"It's just, like, of course that accelerated. I didn't even have my best friends to hang out with in quarantine," she says. "The hardest part of the breakup was mourning the person I thought he was."
Following their split, Ehrich publicly claimed that he found out about the end of their relationship via a tabloid.
"I mean, I was just as shocked as the rest of the world at some of the things that were said and done," Lovato says of Ehrich's response to their split.
Her Bipolar Diagnosis
After being diagnosed with bipolar disorder in 2011, Lovato now says she believes she was misdiagnosed.
"I've been told that they think I was misdiagnosed when I was 18," she says. "I came out to the public when I found out I was bipolar because I thought that it put a reasoning behind my actions. But what I didn't do was get a second opinion."
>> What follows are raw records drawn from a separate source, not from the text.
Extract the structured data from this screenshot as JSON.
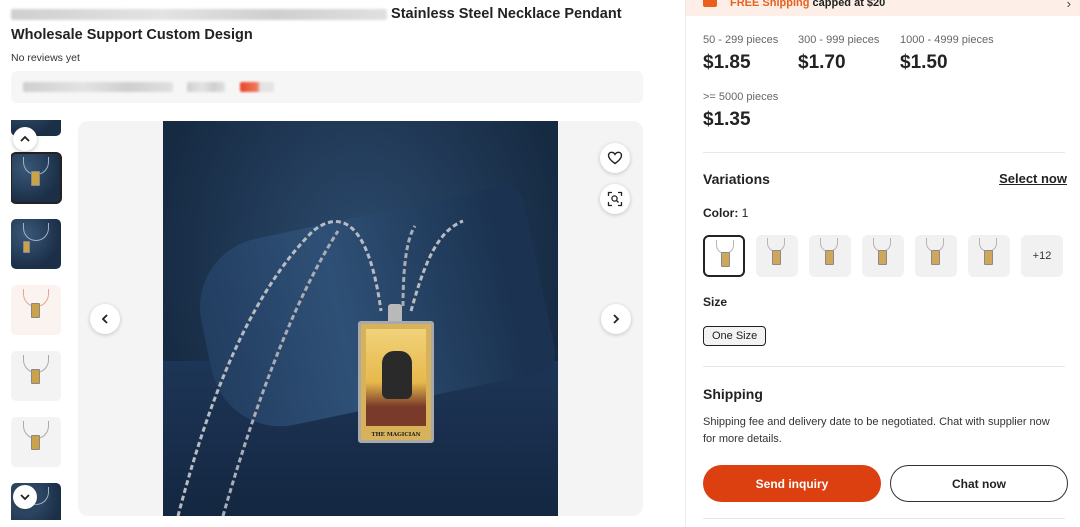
{
  "product": {
    "title_visible": "Stainless Steel Necklace Pendant",
    "title_line2": "Wholesale Support Custom Design",
    "reviews": "No reviews yet"
  },
  "gallery": {
    "pendant_label": "THE MAGICIAN",
    "thumbnail_count_visible": 7
  },
  "promo": {
    "shipping_label": "FREE Shipping",
    "capped_text": "capped at $20"
  },
  "pricing": {
    "tiers": [
      {
        "qty": "50 - 299 pieces",
        "price": "$1.85"
      },
      {
        "qty": "300 - 999 pieces",
        "price": "$1.70"
      },
      {
        "qty": "1000 - 4999 pieces",
        "price": "$1.50"
      },
      {
        "qty": ">= 5000 pieces",
        "price": "$1.35"
      }
    ]
  },
  "variations": {
    "title": "Variations",
    "select_now": "Select now",
    "color_label": "Color:",
    "color_count": "1",
    "more_label": "+12",
    "size_label": "Size",
    "size_option": "One Size"
  },
  "shipping": {
    "title": "Shipping",
    "text": "Shipping fee and delivery date to be negotiated. Chat with supplier now for more details."
  },
  "actions": {
    "inquiry": "Send inquiry",
    "chat": "Chat now"
  },
  "colors": {
    "primary_button": "#dc3f10",
    "promo_accent": "#e8601c",
    "promo_bg": "#fdeee8"
  }
}
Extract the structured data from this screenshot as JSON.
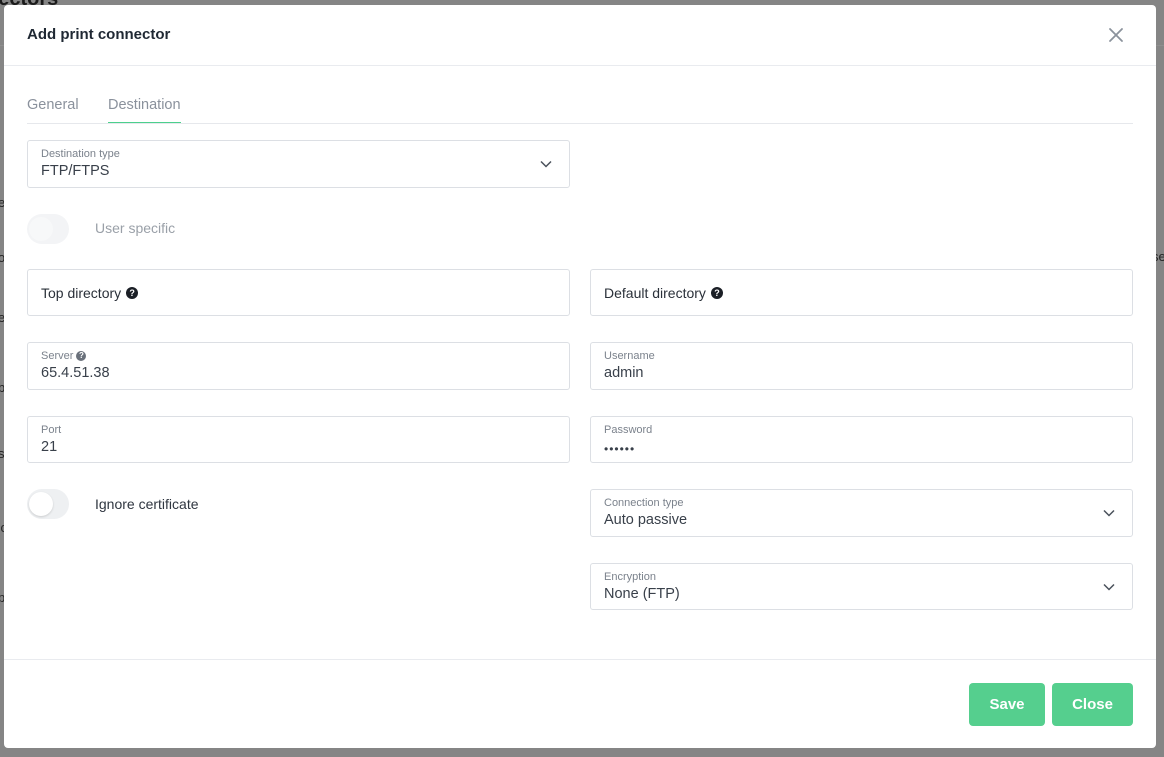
{
  "background": {
    "title": "nectors",
    "fragments": [
      "e",
      "o",
      "e",
      "b",
      "s",
      "'c",
      "p",
      "c",
      "p",
      "se"
    ]
  },
  "modal": {
    "title": "Add print connector",
    "tabs": [
      {
        "label": "General",
        "active": false
      },
      {
        "label": "Destination",
        "active": true
      }
    ],
    "destination_type": {
      "label": "Destination type",
      "value": "FTP/FTPS"
    },
    "user_specific": {
      "label": "User specific",
      "enabled": false,
      "disabled": true
    },
    "top_directory": {
      "label": "Top directory",
      "value": ""
    },
    "default_directory": {
      "label": "Default directory",
      "value": ""
    },
    "server": {
      "label": "Server",
      "value": "65.4.51.38"
    },
    "username": {
      "label": "Username",
      "value": "admin"
    },
    "port": {
      "label": "Port",
      "value": "21"
    },
    "password": {
      "label": "Password",
      "value": "••••••"
    },
    "ignore_certificate": {
      "label": "Ignore certificate",
      "enabled": false
    },
    "connection_type": {
      "label": "Connection type",
      "value": "Auto passive"
    },
    "encryption": {
      "label": "Encryption",
      "value": "None (FTP)"
    },
    "buttons": {
      "save": "Save",
      "close": "Close"
    }
  },
  "icons": {
    "close": "close-icon",
    "chevron": "chevron-down-icon",
    "help": "question-circle-icon"
  },
  "colors": {
    "accent": "#55cf8e",
    "tab_underline": "#4cd08d",
    "toggle_off": "#eef0f2"
  }
}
The docuseries then shares a headline about Lovato punching one of her backup dancers.
"I was acting out when I was 18 for many reasons, but I know now from multiple different doctors that it was not because I was bipolar," she says. "I had to grow up."
Lovato reveals she's been getting injections of Vivitrol, an opioid blocker, in the years since her overdose. The medication keeps the user from receiving a high if they were to take drugs.
"Do I ever want to touch heroin again? No. Do I think I will? Absolutely not," she says. "But I still get it just because at least for a few years it can't hurt me."
Current Substance Use
One of the more emotional moments of the docuseries comes when Lovato opens up about her current stance on alcohol and drug use.
"I know I'm done with the stuff that's going to kill me, right?" she says. "Telling myself that I can never have a drink or smoke marijuana, I feel like that's setting myself up for failure because I am such a black-and-white thinker. I had it drilled into my head for so many years that one drink was equivalent to a crack pipe."
She went on to share that she's "been smoking weed and drinking in moderation."
She was hesitant to come forward with this after her overdose and years of being a role model for sobriety.
"I also don't want people to hear that and think that they can go out and try having a drink or smoking a joint, you know? Because it isn't for everybody," she says. "Recovery isn't a one-size-fits-all solution. You shouldn't be forced to get sober if you're not ready. You shouldn't get sober for other people. You have to do it for yourself."
Demi Lovato: Dancing With the Devil premieres March 23 on YouTube.